DATA RECORDS: Begin
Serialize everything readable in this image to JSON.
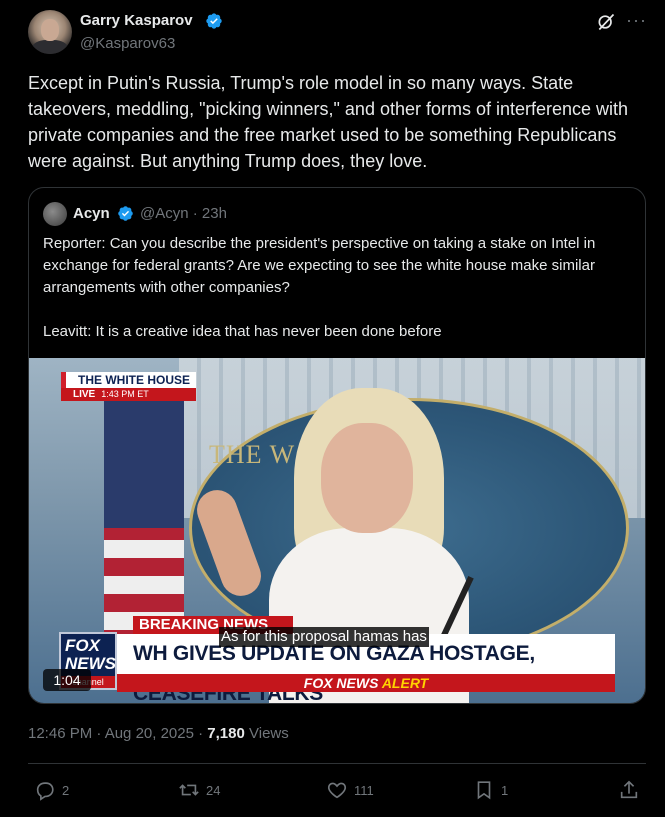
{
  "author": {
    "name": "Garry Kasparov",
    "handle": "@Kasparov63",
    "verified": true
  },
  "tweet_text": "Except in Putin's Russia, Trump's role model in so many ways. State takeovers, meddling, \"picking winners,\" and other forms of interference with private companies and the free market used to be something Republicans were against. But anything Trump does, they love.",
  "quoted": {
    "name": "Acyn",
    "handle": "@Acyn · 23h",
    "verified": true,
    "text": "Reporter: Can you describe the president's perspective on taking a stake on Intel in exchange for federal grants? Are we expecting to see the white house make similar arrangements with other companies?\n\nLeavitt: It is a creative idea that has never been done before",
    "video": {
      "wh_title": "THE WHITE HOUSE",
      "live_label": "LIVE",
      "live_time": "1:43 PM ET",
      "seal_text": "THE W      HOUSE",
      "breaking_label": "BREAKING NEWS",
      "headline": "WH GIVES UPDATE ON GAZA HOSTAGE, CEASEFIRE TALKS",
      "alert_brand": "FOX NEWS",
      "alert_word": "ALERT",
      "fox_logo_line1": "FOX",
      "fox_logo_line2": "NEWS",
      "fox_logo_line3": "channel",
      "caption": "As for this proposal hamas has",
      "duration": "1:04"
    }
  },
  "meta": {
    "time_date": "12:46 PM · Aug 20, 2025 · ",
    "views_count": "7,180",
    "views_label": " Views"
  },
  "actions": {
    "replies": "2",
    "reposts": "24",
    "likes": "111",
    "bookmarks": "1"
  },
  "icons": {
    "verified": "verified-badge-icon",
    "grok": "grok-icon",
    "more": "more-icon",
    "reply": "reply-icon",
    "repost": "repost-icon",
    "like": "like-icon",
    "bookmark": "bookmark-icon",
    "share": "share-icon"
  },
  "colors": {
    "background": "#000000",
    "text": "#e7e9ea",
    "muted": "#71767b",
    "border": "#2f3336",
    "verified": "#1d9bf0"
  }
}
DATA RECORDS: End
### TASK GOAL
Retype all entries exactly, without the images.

### EXPECTED ANSWER
Serialize everything readable in this image to JSON.
{
  "author": {
    "name": "Garry Kasparov",
    "handle": "@Kasparov63",
    "verified": true
  },
  "tweet_text": "Except in Putin's Russia, Trump's role model in so many ways. State takeovers, meddling, \"picking winners,\" and other forms of interference with private companies and the free market used to be something Republicans were against. But anything Trump does, they love.",
  "quoted": {
    "name": "Acyn",
    "handle": "@Acyn · 23h",
    "verified": true,
    "text": "Reporter: Can you describe the president's perspective on taking a stake on Intel in exchange for federal grants? Are we expecting to see the white house make similar arrangements with other companies?\n\nLeavitt: It is a creative idea that has never been done before",
    "video": {
      "wh_title": "THE WHITE HOUSE",
      "live_label": "LIVE",
      "live_time": "1:43 PM ET",
      "seal_text": "THE W      HOUSE",
      "breaking_label": "BREAKING NEWS",
      "headline": "WH GIVES UPDATE ON GAZA HOSTAGE, CEASEFIRE TALKS",
      "alert_brand": "FOX NEWS",
      "alert_word": "ALERT",
      "fox_logo_line1": "FOX",
      "fox_logo_line2": "NEWS",
      "fox_logo_line3": "channel",
      "caption": "As for this proposal hamas has",
      "duration": "1:04"
    }
  },
  "meta": {
    "time_date": "12:46 PM · Aug 20, 2025 · ",
    "views_count": "7,180",
    "views_label": " Views"
  },
  "actions": {
    "replies": "2",
    "reposts": "24",
    "likes": "111",
    "bookmarks": "1"
  },
  "icons": {
    "verified": "verified-badge-icon",
    "grok": "grok-icon",
    "more": "more-icon",
    "reply": "reply-icon",
    "repost": "repost-icon",
    "like": "like-icon",
    "bookmark": "bookmark-icon",
    "share": "share-icon"
  },
  "colors": {
    "background": "#000000",
    "text": "#e7e9ea",
    "muted": "#71767b",
    "border": "#2f3336",
    "verified": "#1d9bf0"
  }
}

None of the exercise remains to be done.